"Imagine a system of global governance fit for the twenty-first century. All nations would be bound to codified precepts restraining the use of force, fostering peaceful conflict resolution, upholding the rule of law, and enshrining respect for human rights. Grand-scale negotiating forums would shape new rules to avert crises and foster cooperation on issues including climate change, pandemics, and migration. Great powers would wield influence but be held in check by one another and a rotating cast of middle powers from every region. Countries big and small, rich and poor would participate, guaranteeing their stake in the system. Civil society organizations, businesses, and popular movements would have channels to influence decision-making. The convening body would include an array of specialized arms capable of providing technical assistance, overseeing cooperation, measuring progress toward priorities, meeting humanitarian needs, and quelling conflicts. Expenses would be shouldered based on each government’s size and wealth."


"The United Nations remains the closest thing to a system of global governance that the world has ever known and may ever achieve. And yet, as the covid-19 pandemic makes painfully clear, the system can be paralyzed, distracted, and dysfunctional just when it is needed most. The paradox of the un—an organization only as good as the collective will of its member states—is that it embodies so much potential alongside so much disappointment. No single country, organization, or institution can dictate the future of global governance. The world is too complex, diverse, and fractured to allow for that. Cooperation between the United States and China is essential but not sufficient.
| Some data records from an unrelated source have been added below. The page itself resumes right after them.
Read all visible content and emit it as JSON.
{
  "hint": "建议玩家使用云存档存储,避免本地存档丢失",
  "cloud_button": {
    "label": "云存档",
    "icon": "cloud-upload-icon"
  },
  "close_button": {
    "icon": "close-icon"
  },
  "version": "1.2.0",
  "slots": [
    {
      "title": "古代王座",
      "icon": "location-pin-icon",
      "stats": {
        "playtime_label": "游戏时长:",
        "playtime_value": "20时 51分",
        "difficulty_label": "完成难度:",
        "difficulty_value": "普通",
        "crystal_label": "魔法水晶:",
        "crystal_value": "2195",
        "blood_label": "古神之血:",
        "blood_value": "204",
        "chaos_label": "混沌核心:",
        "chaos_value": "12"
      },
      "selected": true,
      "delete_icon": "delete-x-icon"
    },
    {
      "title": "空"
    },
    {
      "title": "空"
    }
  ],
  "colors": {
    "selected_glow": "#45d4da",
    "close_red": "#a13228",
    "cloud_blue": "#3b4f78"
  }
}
Neither countries nor peoples around the world want to submit to the whims of the world’s two most powerful players. To lead, Washington and Beijing need forums to rally support and reckon with opposition. A strengthened system of global governance, if it is to be, will involve overlapping forums, institutions, and coalitions that collectively shoulder the world’s challenges."


My initial thoughts


There is so much more that can be quoted, but you may as well just read the rest.


The initial message I am getting from these essays is the suggestion that these institutions are painting the picture that we NEED a global government, however, they're pretending they are just not sure what SORT of government it should be, i.e. they're just not fully decided on how it should be constructed.


I feel it is a narrative being developed that the need for global governance is just an obvious fact, but it's how it should look which is the difficult bit. Whereas in reality, they already know how it will look, it's been decided for a long time I'd suggest. This is just for our benefit, just to plant the seed.


Much like the rhetoric about the lock-downs - the narrative was "the lock-downs are a necessary action, to think otherwise is nonsense, but should we have done it sooner, harder or longer?"


You see, we're not meant to question the lock-downs in itself, i.e. are they legal? Should Governments have that power? Are they compatible with a "free" country? It's just a given it is acceptable procedure, just like Global Government is now going to be an acceptable idea.



Please find the whole document here, you need to download the PDF, it's free.